Tenant rights event helps Mac students seek off-campus housing


Graphic by Zander Leong, ’26

Lucy Diaz, Features Editor

On Monday, Feb. 20, an event dubbed “Learn Your Tenant Rights” was hosted by the Macalester chapter of Young Democratic Socialists of America in Old Main. The event was open to all students, but those hosting appealed specifically to those who currently live off-campus or are looking to live off-campus during the next academic year. 

According to the event blurb in The Mac Daily, the event was designed to give students the tools necessary to enter a lease agreement with confidence, learn how to report and negotiate frequently found issues and understand signs of landlord abuse. 

The idea was conceived by two students, Taylor Sibthorp ’24 and Kingsley Hollon-Coleman ’24, in response to a lack of support for students transitioning to off campus housing. There is a lack of available on-campus housing for juniors and seniors, making it almost impossible to secure a spot on campus as an upperclassman. 

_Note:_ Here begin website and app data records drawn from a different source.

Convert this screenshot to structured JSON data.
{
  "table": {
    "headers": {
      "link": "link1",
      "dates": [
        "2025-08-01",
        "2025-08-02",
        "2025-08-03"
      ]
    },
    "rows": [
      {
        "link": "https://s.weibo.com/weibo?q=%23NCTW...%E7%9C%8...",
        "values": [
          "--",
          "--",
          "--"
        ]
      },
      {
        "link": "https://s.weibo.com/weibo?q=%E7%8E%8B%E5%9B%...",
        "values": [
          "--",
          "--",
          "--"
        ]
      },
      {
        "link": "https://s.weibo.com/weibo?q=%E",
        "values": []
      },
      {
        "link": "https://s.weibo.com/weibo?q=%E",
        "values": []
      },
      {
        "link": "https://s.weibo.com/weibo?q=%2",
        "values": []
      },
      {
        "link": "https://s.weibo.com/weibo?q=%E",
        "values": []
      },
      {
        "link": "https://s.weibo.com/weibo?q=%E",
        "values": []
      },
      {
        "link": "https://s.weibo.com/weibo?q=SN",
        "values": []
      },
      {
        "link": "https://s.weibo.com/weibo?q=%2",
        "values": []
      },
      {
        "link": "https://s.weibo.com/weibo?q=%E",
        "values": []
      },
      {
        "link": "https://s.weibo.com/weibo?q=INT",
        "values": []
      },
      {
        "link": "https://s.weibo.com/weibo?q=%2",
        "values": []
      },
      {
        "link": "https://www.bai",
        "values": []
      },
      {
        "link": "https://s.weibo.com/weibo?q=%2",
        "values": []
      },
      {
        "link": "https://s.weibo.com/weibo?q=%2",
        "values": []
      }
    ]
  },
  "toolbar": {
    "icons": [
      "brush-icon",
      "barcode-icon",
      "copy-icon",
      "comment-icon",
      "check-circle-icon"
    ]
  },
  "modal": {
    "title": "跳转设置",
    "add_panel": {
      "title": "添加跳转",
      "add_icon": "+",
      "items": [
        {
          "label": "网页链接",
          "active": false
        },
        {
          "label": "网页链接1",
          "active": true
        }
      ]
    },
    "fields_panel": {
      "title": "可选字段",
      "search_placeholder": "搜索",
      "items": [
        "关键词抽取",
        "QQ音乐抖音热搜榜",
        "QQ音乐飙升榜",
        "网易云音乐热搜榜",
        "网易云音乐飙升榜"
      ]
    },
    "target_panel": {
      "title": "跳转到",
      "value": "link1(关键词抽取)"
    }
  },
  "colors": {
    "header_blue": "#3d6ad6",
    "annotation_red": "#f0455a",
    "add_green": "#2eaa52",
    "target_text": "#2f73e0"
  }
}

“There is some communication about how housing is only guaranteed for two years, but I found that many students weren’t prepared for that and were confused as to how they could pay for rent if the school was paying for their partial or full room-and-board on campus,” Sibthorp wrote in an email to The Mac Weekly. “It was painful to watch friends of mine struggle to try to make the numbers add up.”

The event was well-attended, though primarily by sophomore students looking to move off campus, with only a few upperclassmen making an appearance. Snacks were passed out before the bulk of the session began. 

The main topics covered were protections from the law, possible discrimination, security deposits, leases and maintenance requests. Throughout the event, possible issues were brought up, as well as tips on how to deal with them. 

One of the upperclassmen that attended, Noah Velick ’23, found the event to be particularly helpful after already having gone through the leasing process in the past. 

“When I signed my first lease, I had no idea what I was doing or what rights I had,” Velick wrote to The Mac Weekly. “I wanted to learn about what rights I had to negotiate lease conditions, what to do if a landlord doesn’t hold up their end of the lease, etc.”

Another attendee, Macie McIlvain ’25, attended the meeting in preparation for her first time living off campus next academic year. 

“I’m trying to get as much information about [renting] as I can — and this was a super informative meeting!” McIlvain wrote to The Mac Weekly. “It was well put together and had an edge of humor enough that I wasn’t falling asleep.” 

According to Sibthorp, the primary source of information that was referenced was the Minnesota State Law, with investigations into whether the Twin Cities have separate policies of note pertaining to the issues discussed. There were not many discrepancies of note. 

Subjects that were emphasized during the event were the importance of touring the house or apartment, along with reading the lease and protecting your own health. Radon is common in Minnesota basements, and many older homes in the area have lead paint, both of which can be detrimental to reproductive health and cause other health issues. 

According to Minnesota law, there are some protections available for tenants, but they are few and quite vague. For example, when it comes to conditions of the unit, the law states that landlords must keep it fit to live in and in reasonable condition. 

In terms of entry, the landlord or someone hired by the landlord may only enter for a “reasonable business purpose” and must provide notice except in cases of emergency, usually around 24 hours, which was recommended to be added to the lease in writing. 

To combat this ambiguous accountability, a Minnesota-based nonprofit tenant advocacy organization known as Homeline was referenced within the presentation for ideas about how tenant organizing can be beneficial and provide protections for tenants. Tips were also provided regarding ways to combat neglect, such as calling a City of St. Paul inspector or providing your landlord with a violation and time frame to fix it. 

“I have like four pages of notes of what we should do if we ever get into a tight spot with our landlord and what we shouldn’t do,” McIlvain wrote. “I would have liked to see more rights, but that’s a system problem and they pointed out where the gaps were and what people are trying to do to fix those gaps.” 

Coming out of the event, both the hosts and attendees felt that the experience had been worthwhile. 

“I feel more confident renting after attending,” Velick wrote. “In particular, it was great to learn about what to do if you need support or the landlord is being uncooperative, discriminatory, or neglectful (i.e. call a city inspector).” 

McIlvain echoed this sentiment. 

“I feel better going into renting knowing what rights I have and I am super glad I went,” she wrote. 

From the perspective of the hosts, Sibthorp was very pleased with the turnout to the event and the sophomore attendance, as this was the main group that the event was catered towards. 

It is my hope that once sophomores start renting they may be interested in […] getting involved with housing equity in the Twin Cities,” Sibthorp wrote. “We have some ideas, but need more people to bring their different experiences and ideas so we can serve the campus community better!”